== Extracted information
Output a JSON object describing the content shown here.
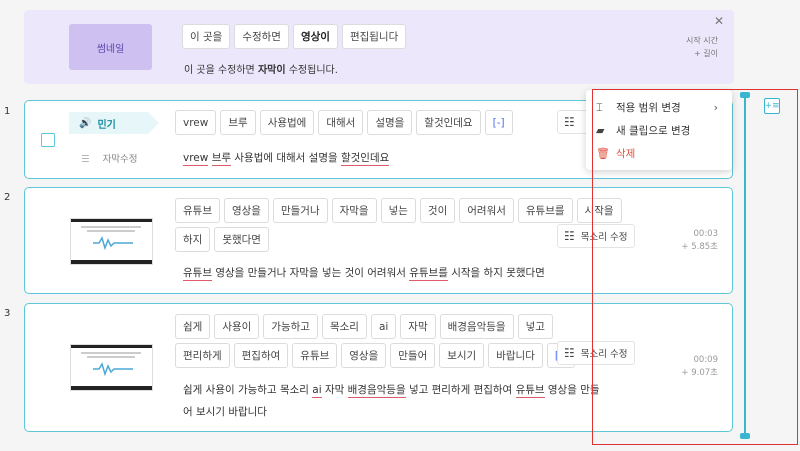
{
  "guide": {
    "thumb_label": "썸네일",
    "words": [
      "이 곳을",
      "수정하면",
      "영상이",
      "편집됩니다"
    ],
    "bold_word_index": 2,
    "sentence_parts": [
      "이 곳을 수정하면 ",
      "자막이",
      " 수정됩니다."
    ],
    "close": "✕",
    "meta_line1": "시작 시간",
    "meta_line2": "+ 길이"
  },
  "rows": [
    {
      "num": "1",
      "tag": "민기",
      "sub_edit": "자막수정",
      "words": [
        "vrew",
        "브루",
        "사용법에",
        "대해서",
        "설명을",
        "할것인데요",
        "[-]"
      ],
      "sentence": [
        "vrew",
        " ",
        "브루",
        " 사용법에 대해서 설명을 ",
        "할것인데요"
      ]
    },
    {
      "num": "2",
      "words": [
        "유튜브",
        "영상을",
        "만들거나",
        "자막을",
        "넣는",
        "것이",
        "어려워서",
        "유튜브를",
        "시작을",
        "하지",
        "못했다면"
      ],
      "voice_btn": "목소리 수정",
      "time": "00:03",
      "duration": "+ 5.85초",
      "sentence": [
        "유튜브",
        " 영상을 만들거나 자막을 넣는 것이 어려워서 ",
        "유튜브를",
        " 시작을 하지 못했다면"
      ]
    },
    {
      "num": "3",
      "words": [
        "쉽게",
        "사용이",
        "가능하고",
        "목소리",
        "ai",
        "자막",
        "배경음악등을",
        "넣고",
        "편리하게",
        "편집하여",
        "유튜브",
        "영상을",
        "만들어",
        "보시기",
        "바랍니다",
        "[-]"
      ],
      "voice_btn": "목소리 수정",
      "time": "00:09",
      "duration": "+ 9.07초",
      "sentence_line1": [
        "쉽게 사용이 가능하고 목소리 ",
        "ai",
        " 자막 ",
        "배경음악등을",
        " 넣고 편리하게 편집하여 ",
        "유튜브",
        " 영상을 만들"
      ],
      "sentence_line2": "어 보시기 바랍니다"
    }
  ],
  "context_menu": {
    "items": [
      {
        "label": "적용 범위 변경",
        "icon": "range-icon",
        "arrow": "›"
      },
      {
        "label": "새 클립으로 변경",
        "icon": "new-clip-icon"
      },
      {
        "label": "삭제",
        "icon": "trash-icon"
      }
    ]
  },
  "colors": {
    "accent": "#38b6d0",
    "guide_bg": "#ede7fb",
    "danger": "#e0533f",
    "underline": "#e05a6b",
    "highlight_box": "#dd3333"
  }
}
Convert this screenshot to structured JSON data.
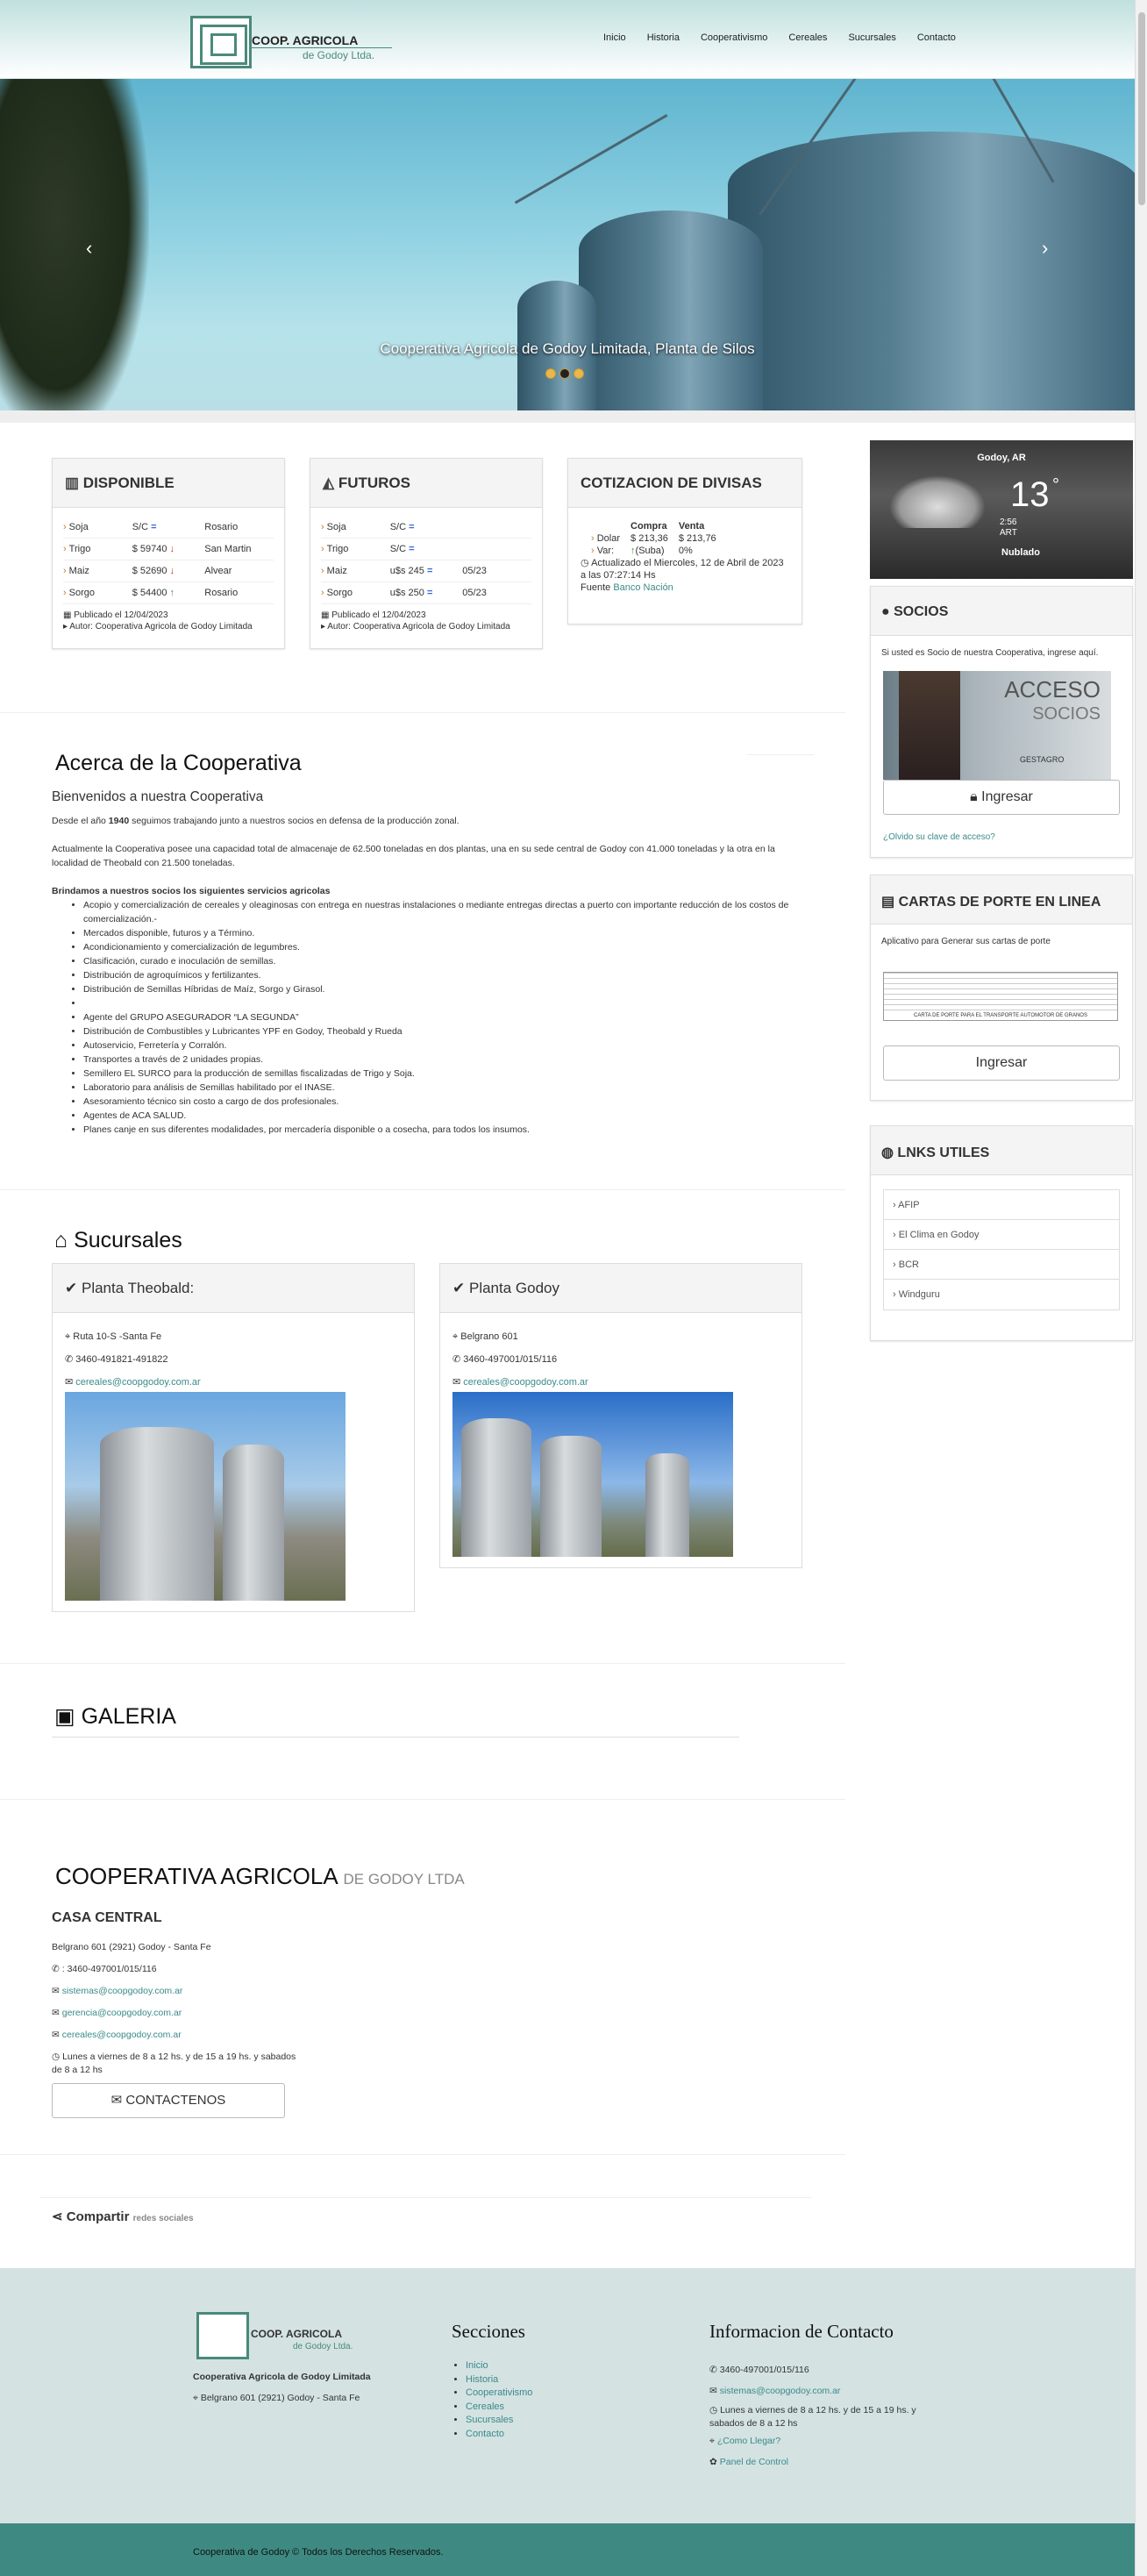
{
  "brand": {
    "line1": "COOP. AGRICOLA",
    "line2": "de Godoy Ltda."
  },
  "nav": [
    "Inicio",
    "Historia",
    "Cooperativismo",
    "Cereales",
    "Sucursales",
    "Contacto"
  ],
  "hero": {
    "caption": "Cooperativa Agricola de Godoy Limitada, Planta de Silos",
    "prev": "‹",
    "next": "›"
  },
  "disponible": {
    "title": "DISPONIBLE",
    "rows": [
      {
        "grain": "Soja",
        "price": "S/C",
        "trend": "eq",
        "place": "Rosario"
      },
      {
        "grain": "Trigo",
        "price": "$ 59740",
        "trend": "dn",
        "place": "San Martin"
      },
      {
        "grain": "Maiz",
        "price": "$ 52690",
        "trend": "dn",
        "place": "Alvear"
      },
      {
        "grain": "Sorgo",
        "price": "$ 54400",
        "trend": "up",
        "place": "Rosario"
      }
    ],
    "published": "Publicado el 12/04/2023",
    "author": "Autor: Cooperativa Agricola de Godoy Limitada"
  },
  "futuros": {
    "title": "FUTUROS",
    "rows": [
      {
        "grain": "Soja",
        "price": "S/C",
        "trend": "eq",
        "place": ""
      },
      {
        "grain": "Trigo",
        "price": "S/C",
        "trend": "eq",
        "place": ""
      },
      {
        "grain": "Maiz",
        "price": "u$s 245",
        "trend": "eq",
        "place": "05/23"
      },
      {
        "grain": "Sorgo",
        "price": "u$s 250",
        "trend": "eq",
        "place": "05/23"
      }
    ],
    "published": "Publicado el 12/04/2023",
    "author": "Autor: Cooperativa Agricola de Godoy Limitada"
  },
  "divisas": {
    "title": "COTIZACION DE DIVISAS",
    "h_compra": "Compra",
    "h_venta": "Venta",
    "dolar_label": "Dolar",
    "dolar_compra": "$ 213,36",
    "dolar_venta": "$ 213,76",
    "var_label": "Var:",
    "var_compra": "(Suba)",
    "var_venta": "0%",
    "updated": "Actualizado el Miercoles, 12 de Abril de 2023 a las 07:27:14 Hs",
    "source_label": "Fuente",
    "source": "Banco Nación"
  },
  "weather": {
    "location": "Godoy, AR",
    "temp": "13",
    "deg": "°",
    "time": "2:56",
    "tz": "ART",
    "condition": "Nublado"
  },
  "socios": {
    "title": "SOCIOS",
    "text": "Si usted es Socio de nuestra Cooperativa, ingrese aquí.",
    "banner1": "ACCESO",
    "banner2": "SOCIOS",
    "banner_small": "GESTAGRO",
    "button": "Ingresar",
    "forgot": "¿Olvido su clave de acceso?"
  },
  "cartas": {
    "title": "CARTAS DE PORTE EN LINEA",
    "text": "Aplicativo para Generar sus cartas de porte",
    "doc_caption": "CARTA DE PORTE PARA EL TRANSPORTE AUTOMOTOR DE GRANOS",
    "button": "Ingresar"
  },
  "links": {
    "title": "LNKS UTILES",
    "items": [
      "AFIP",
      "El Clima en Godoy",
      "BCR",
      "Windguru"
    ]
  },
  "about": {
    "title": "Acerca de la Cooperativa",
    "subtitle": "Bienvenidos a nuestra Cooperativa",
    "p1a": "Desde el año ",
    "p1b": "1940",
    "p1c": " seguimos trabajando junto a nuestros socios en defensa de la producción zonal.",
    "p2": "Actualmente la Cooperativa posee una capacidad total de almacenaje de 62.500 toneladas en dos plantas, una en su sede central de Godoy con 41.000 toneladas y la otra en la localidad de Theobald con 21.500 toneladas.",
    "services_title": "Brindamos a nuestros socios los siguientes servicios agricolas",
    "services": [
      "Acopio y comercialización de cereales y oleaginosas con  entrega en nuestras instalaciones o mediante entregas directas a puerto con  importante   reducción de los costos de  comercialización.-",
      "Mercados disponible, futuros y a Término.",
      "Acondicionamiento y comercialización de legumbres.",
      "Clasificación, curado e inoculación de semillas.",
      "Distribución de agroquímicos y fertilizantes.",
      "Distribución de Semillas Híbridas de Maíz, Sorgo y Girasol.",
      "",
      "Agente del GRUPO ASEGURADOR “LA SEGUNDA”",
      "Distribución de Combustibles y Lubricantes YPF  en Godoy, Theobald y Rueda",
      "Autoservicio, Ferretería y Corralón.",
      "Transportes a través de 2 unidades propias.",
      "Semillero EL SURCO para la producción de semillas fiscalizadas de Trigo y Soja.",
      "Laboratorio para análisis de Semillas habilitado por el INASE.",
      "Asesoramiento técnico sin costo a cargo de dos profesionales.",
      "Agentes de ACA SALUD.",
      "Planes canje en sus diferentes modalidades, por mercadería disponible o a cosecha, para todos los insumos."
    ]
  },
  "sucursales": {
    "title": "Sucursales",
    "theobald": {
      "name": "Planta Theobald:",
      "address": "Ruta 10-S -Santa Fe",
      "phone": "3460-491821-491822",
      "email": "cereales@coopgodoy.com.ar"
    },
    "godoy": {
      "name": "Planta Godoy",
      "address": "Belgrano 601",
      "phone": "3460-497001/015/116",
      "email": "cereales@coopgodoy.com.ar"
    }
  },
  "galeria": {
    "title": "GALERIA"
  },
  "contacto": {
    "title": "COOPERATIVA AGRICOLA",
    "title_small": "DE GODOY LTDA",
    "casa": "CASA CENTRAL",
    "address": "Belgrano 601 (2921) Godoy - Santa Fe",
    "phone": ": 3460-497001/015/116",
    "email1": "sistemas@coopgodoy.com.ar",
    "email2": "gerencia@coopgodoy.com.ar",
    "email3": "cereales@coopgodoy.com.ar",
    "hours": "Lunes a viernes de 8 a 12 hs. y de 15 a 19 hs. y sabados de 8 a 12 hs",
    "button": "CONTACTENOS"
  },
  "share": {
    "label": "Compartir",
    "sub": "redes sociales"
  },
  "footer": {
    "company": "Cooperativa Agricola de Godoy Limitada",
    "address": "Belgrano 601 (2921) Godoy - Santa Fe",
    "secciones_title": "Secciones",
    "secciones": [
      "Inicio",
      "Historia",
      "Cooperativismo",
      "Cereales",
      "Sucursales",
      "Contacto"
    ],
    "info_title": "Informacion de Contacto",
    "phone": "3460-497001/015/116",
    "email": "sistemas@coopgodoy.com.ar",
    "hours": "Lunes a viernes de 8 a 12 hs. y de 15 a 19 hs. y sabados de 8 a 12 hs",
    "llegar": "¿Como Llegar?",
    "panel": "Panel de Control",
    "copyright": "Cooperativa de Godoy © Todos los Derechos Reservados."
  },
  "colors": {
    "accent": "#3a8a8a",
    "footer_bg": "#d4e2e2",
    "footer_bar": "#3e8a82"
  }
}
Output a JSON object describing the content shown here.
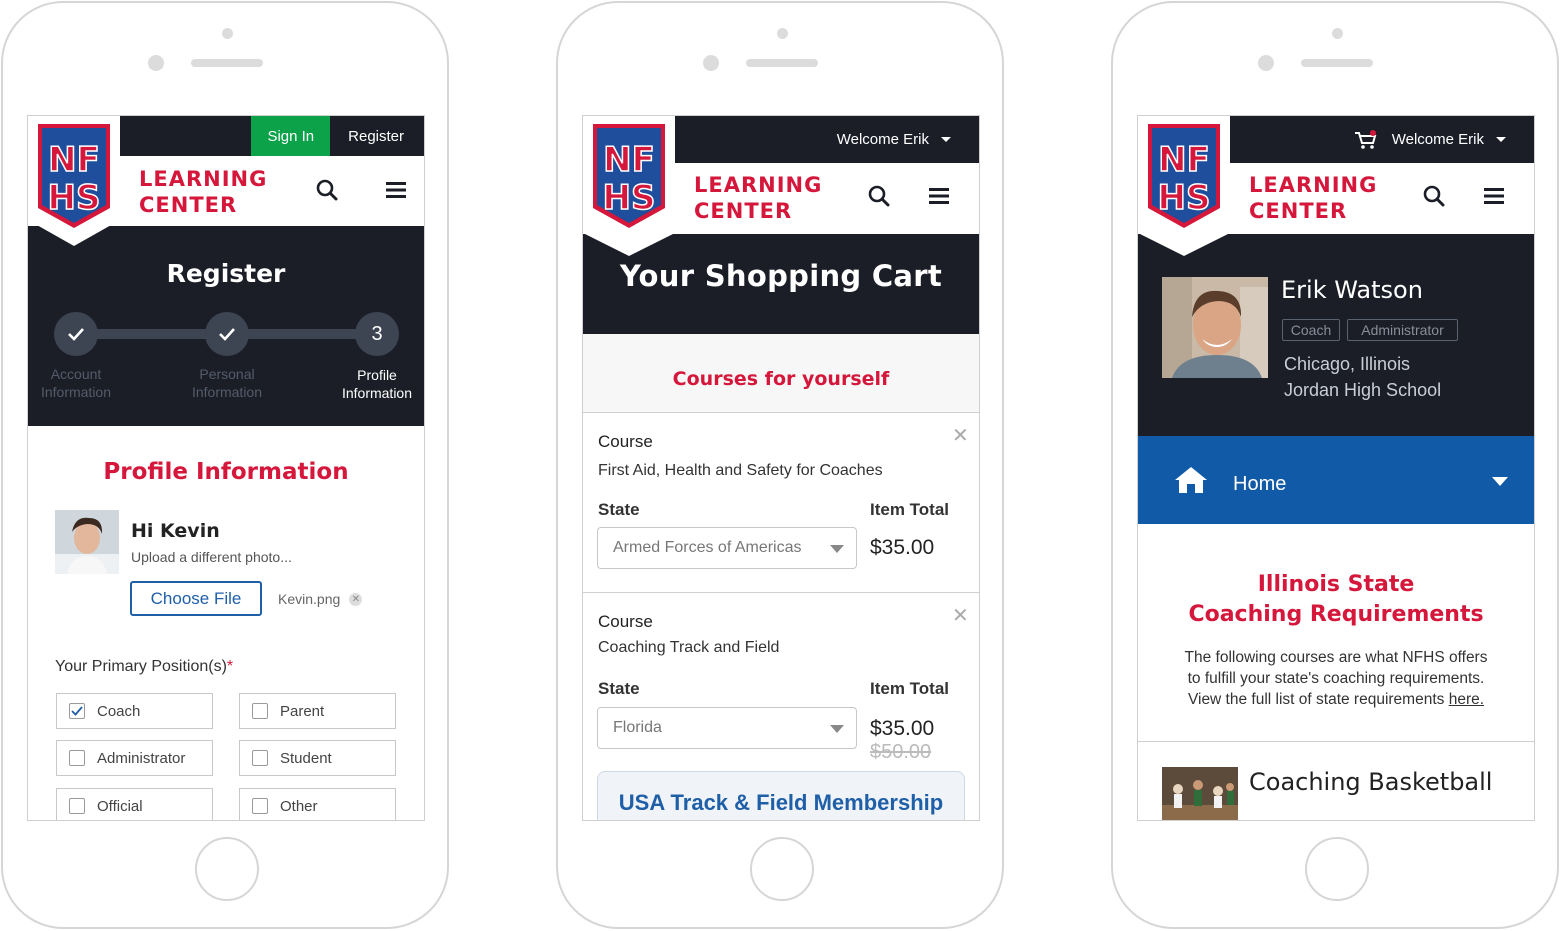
{
  "brand": {
    "logo_letters_top": "NF",
    "logo_letters_bottom": "HS",
    "line1": "LEARNING",
    "line2": "CENTER",
    "red": "#d4173a",
    "navy": "#1b1e27",
    "blue": "#105aa8",
    "green": "#0ba24a"
  },
  "screen1": {
    "signin_label": "Sign In",
    "register_label": "Register",
    "page_title": "Register",
    "steps": [
      {
        "label_line1": "Account",
        "label_line2": "Information",
        "state": "done"
      },
      {
        "label_line1": "Personal",
        "label_line2": "Information",
        "state": "done"
      },
      {
        "number": "3",
        "label_line1": "Profile",
        "label_line2": "Information",
        "state": "active"
      }
    ],
    "section_title": "Profile Information",
    "greeting": "Hi Kevin",
    "upload_text": "Upload a different photo...",
    "choose_file_label": "Choose File",
    "file_name": "Kevin.png",
    "positions_label": "Your Primary Position(s)",
    "required_mark": "*",
    "positions": [
      {
        "label": "Coach",
        "checked": true
      },
      {
        "label": "Parent",
        "checked": false
      },
      {
        "label": "Administrator",
        "checked": false
      },
      {
        "label": "Student",
        "checked": false
      },
      {
        "label": "Official",
        "checked": false
      },
      {
        "label": "Other",
        "checked": false
      }
    ]
  },
  "screen2": {
    "welcome": "Welcome Erik",
    "page_title": "Your Shopping Cart",
    "section_title": "Courses for yourself",
    "items": [
      {
        "course_label": "Course",
        "course_name": "First Aid, Health and Safety for Coaches",
        "state_label": "State",
        "state_value": "Armed Forces of Americas",
        "total_label": "Item Total",
        "price": "$35.00",
        "old_price": ""
      },
      {
        "course_label": "Course",
        "course_name": "Coaching Track and Field",
        "state_label": "State",
        "state_value": "Florida",
        "total_label": "Item Total",
        "price": "$35.00",
        "old_price": "$50.00"
      }
    ],
    "membership_label": "USA Track & Field Membership"
  },
  "screen3": {
    "welcome": "Welcome Erik",
    "user_name": "Erik Watson",
    "tags": [
      "Coach",
      "Administrator"
    ],
    "location": "Chicago, Illinois",
    "school": "Jordan High School",
    "nav_label": "Home",
    "req_title_line1": "Illinois State",
    "req_title_line2": "Coaching Requirements",
    "req_text_line1": "The following courses are what NFHS offers",
    "req_text_line2": "to fulfill your state's coaching requirements.",
    "req_text_line3": "View the full list of state requirements",
    "req_link": "here.",
    "course_title": "Coaching Basketball"
  }
}
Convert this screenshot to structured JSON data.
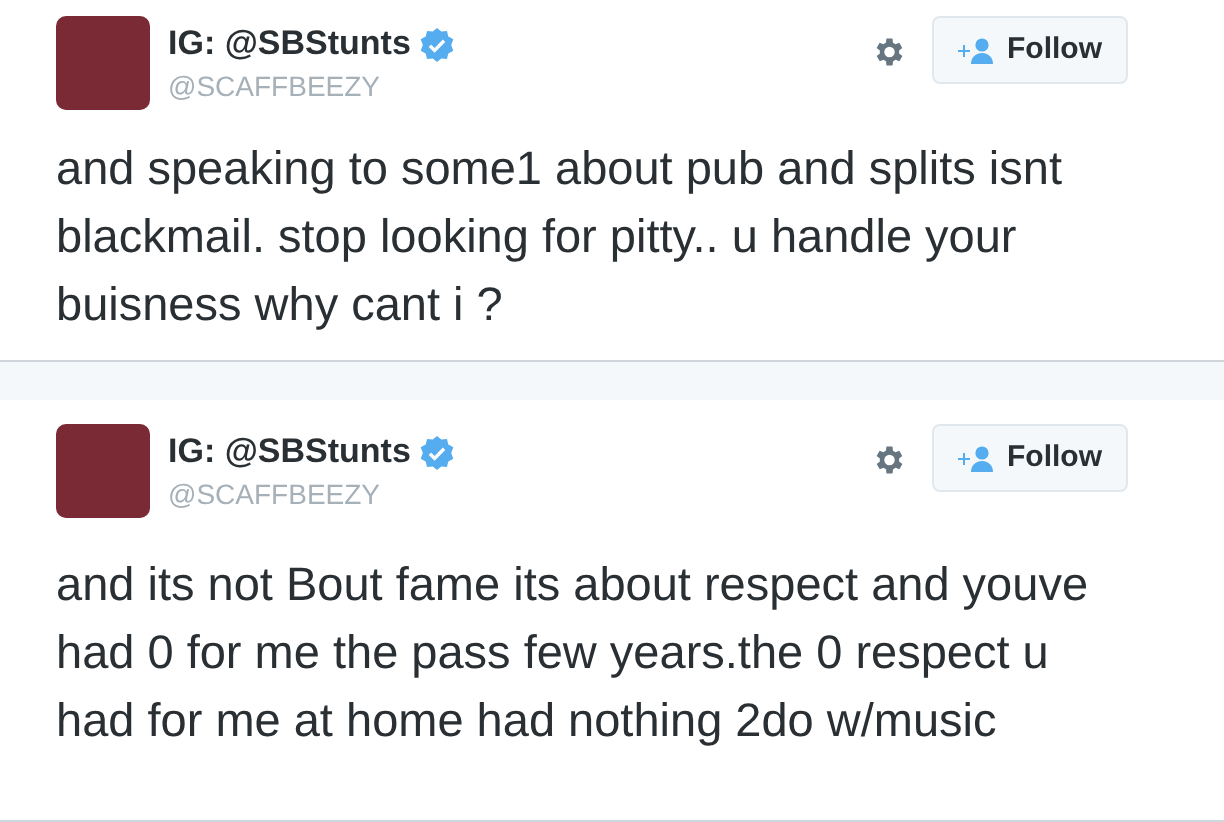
{
  "tweets": [
    {
      "name": "IG: @SBStunts",
      "verified": true,
      "handle": "@SCAFFBEEZY",
      "follow": "Follow",
      "text": "and speaking to some1 about pub and splits isnt blackmail. stop looking for pitty.. u handle your buisness why cant i ?"
    },
    {
      "name": "IG: @SBStunts",
      "verified": true,
      "handle": "@SCAFFBEEZY",
      "follow": "Follow",
      "text": "and its not Bout fame its about respect and youve had 0 for me the pass few years.the 0 respect u had for me at home had nothing 2do w/music"
    }
  ]
}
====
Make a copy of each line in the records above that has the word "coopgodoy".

Solution to the exercise:
      "email": "cereales@coopgodoy.com.ar"
      "email": "cereales@coopgodoy.com.ar"
    "email1": "sistemas@coopgodoy.com.ar",
    "email2": "gerencia@coopgodoy.com.ar",
    "email3": "cereales@coopgodoy.com.ar",
    "email": "sistemas@coopgodoy.com.ar",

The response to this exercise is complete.